A wall painting, dating back over 4,300 years, has been discovered in a tomb located just east of the Great Pyramid of Giza.
The painting shows vivid scenes of life, including boats sailing south on the Nile River, a bird hunting trip in a marsh and a man named Perseneb who’s shown with his wife and dog.
While Giza is famous for its pyramids, the site also contains fields of tombs that sprawl to the east and west of the Great Pyramid. These tombs were created for private individuals who held varying degrees of rank and power during the Old Kingdom (2649-2150 B.C.), the age when the Giza pyramids were built. Read more.
Today archaeologists began excavating a pharaonic boat hidden for 4,500 years in an underground chamber on the southern side of the Great Pyramid of Giza.

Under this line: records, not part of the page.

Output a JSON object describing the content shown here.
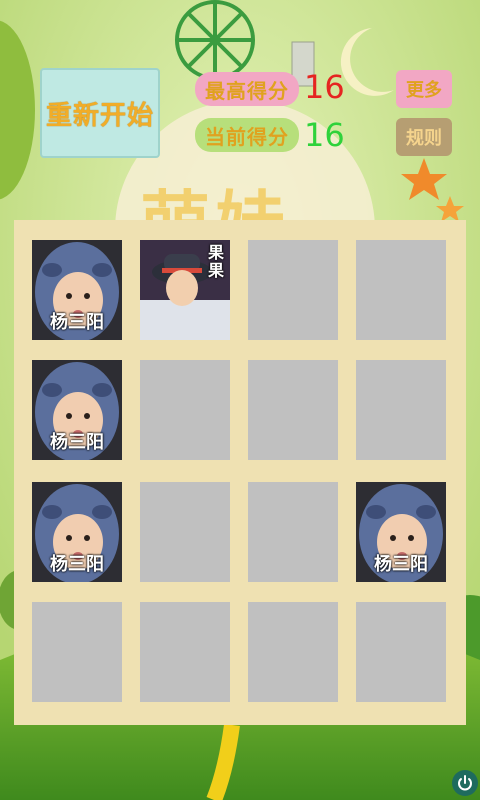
{
  "buttons": {
    "restart": "重新开始",
    "more": "更多",
    "rules": "规则"
  },
  "scores": {
    "best_label": "最高得分",
    "best_value": "16",
    "current_label": "当前得分",
    "current_value": "16"
  },
  "title": "萌娃",
  "board": {
    "cells": [
      {
        "filled": true,
        "label": "杨三阳",
        "style": "blue-hood"
      },
      {
        "filled": true,
        "label": "果果",
        "style": "hat-kid"
      },
      {
        "filled": false,
        "label": "",
        "style": ""
      },
      {
        "filled": false,
        "label": "",
        "style": ""
      },
      {
        "filled": true,
        "label": "杨三阳",
        "style": "blue-hood"
      },
      {
        "filled": false,
        "label": "",
        "style": ""
      },
      {
        "filled": false,
        "label": "",
        "style": ""
      },
      {
        "filled": false,
        "label": "",
        "style": ""
      },
      {
        "filled": true,
        "label": "杨三阳",
        "style": "blue-hood"
      },
      {
        "filled": false,
        "label": "",
        "style": ""
      },
      {
        "filled": false,
        "label": "",
        "style": ""
      },
      {
        "filled": true,
        "label": "杨三阳",
        "style": "blue-hood"
      },
      {
        "filled": false,
        "label": "",
        "style": ""
      },
      {
        "filled": false,
        "label": "",
        "style": ""
      },
      {
        "filled": false,
        "label": "",
        "style": ""
      },
      {
        "filled": false,
        "label": "",
        "style": ""
      }
    ]
  },
  "colors": {
    "board": "#efe1b2",
    "empty_cell": "#c0c0c0",
    "best_value": "#e52521",
    "current_value": "#2fd23b"
  },
  "icons": {
    "power": "power-icon"
  }
}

Consisting of disassembled beams and planks, the boat is one of two which were buried near the pyramid to follow the dead Khufu, also known as Cheops, in his journey into the afterlife.

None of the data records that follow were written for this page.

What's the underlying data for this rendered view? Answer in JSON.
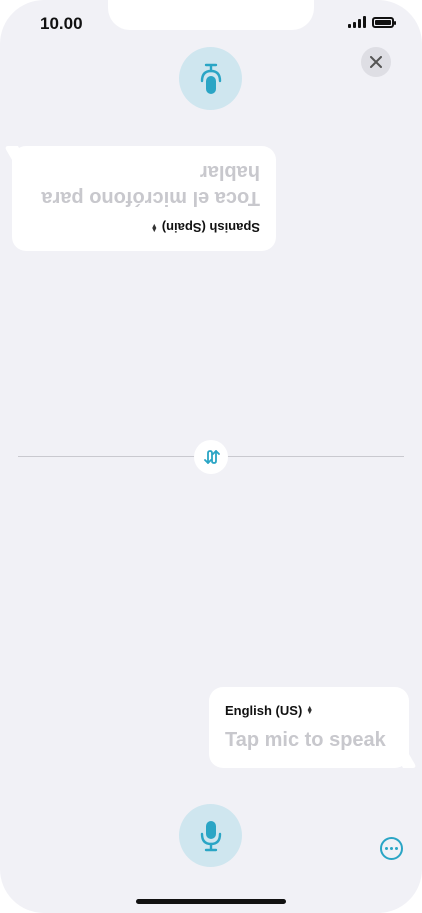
{
  "status_bar": {
    "time": "10.00"
  },
  "top_panel": {
    "language": "Spanish (Spain)",
    "prompt": "Toca el micrófono para hablar"
  },
  "bottom_panel": {
    "language": "English (US)",
    "prompt": "Tap mic to speak"
  },
  "colors": {
    "accent": "#2aa5c5",
    "mic_bg": "#cfe6ef",
    "background": "#f1f1f6",
    "placeholder": "#c8c8cd"
  },
  "icons": {
    "close": "close-icon",
    "mic": "microphone-icon",
    "swap": "swap-icon",
    "more": "more-icon"
  }
}
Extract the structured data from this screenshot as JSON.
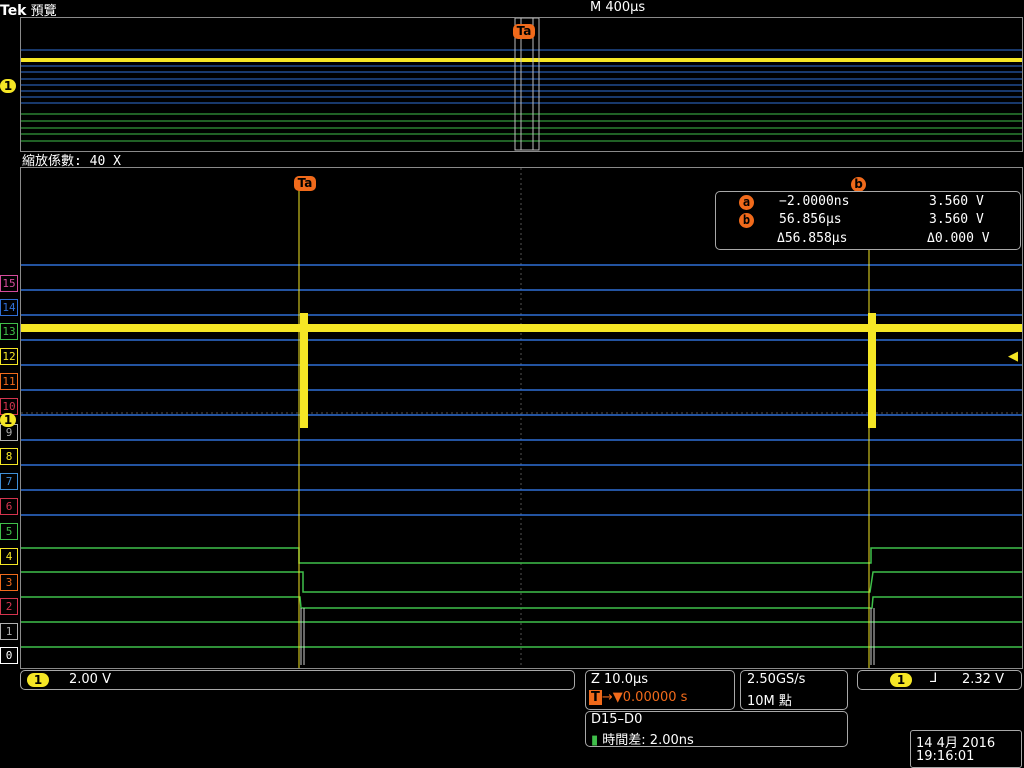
{
  "colors": {
    "trace_yellow": "#f5e625",
    "digital_blue": "#2f6fd6",
    "digital_green": "#3fbf4a",
    "cursor_orange": "#f06a1b",
    "grid_bg": "#000000"
  },
  "header": {
    "brand": "Tek",
    "mode": "預覽",
    "timebase": "M 400µs"
  },
  "zoom": {
    "factor_label": "縮放係數: 40 X"
  },
  "markers": {
    "trigger_a": "Ta",
    "cursor_b_top": "b",
    "ch1_small": "1"
  },
  "cursor_readout": {
    "a": {
      "label": "a",
      "time": "−2.0000ns",
      "volt": "3.560 V"
    },
    "b": {
      "label": "b",
      "time": "56.856µs",
      "volt": "3.560 V"
    },
    "delta": {
      "time": "Δ56.858µs",
      "volt": "Δ0.000 V"
    }
  },
  "digital_channels": [
    "15",
    "14",
    "13",
    "12",
    "11",
    "10",
    "9",
    "8",
    "7",
    "6",
    "5",
    "4",
    "3",
    "2",
    "1",
    "0"
  ],
  "channel_indicator": "1",
  "status_bar": {
    "ch1": {
      "badge": "1",
      "scale": "2.00 V"
    },
    "zoom_time": "Z 10.0µs",
    "trigger_pos_prefix": "T",
    "trigger_pos": "→▼0.00000 s",
    "sample_rate": "2.50GS/s",
    "record_length": "10M 點",
    "trigger": {
      "badge": "1",
      "slope": "⅃",
      "level": "2.32 V"
    },
    "bus": {
      "name": "D15–D0",
      "skew_label": "時間差: 2.00ns"
    },
    "date": "14 4月  2016",
    "time": "19:16:01"
  }
}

The first boat, entombed in a pit sealed by 41 stone blocks, was discovered in 1954. As with the newly excavated boat, it was completely dismantled.
Made of 1,224 components and about 142 feet long, Khufu’s first ship was fully reconstructed in 1971 and the model now stands resurrected in a specially built museum near the Great Pyramid.
While evidence of a second pit near to the first one was noted already in 1954, the second boat was detected only in 1987 by an electromagnetic radar survey. Read more.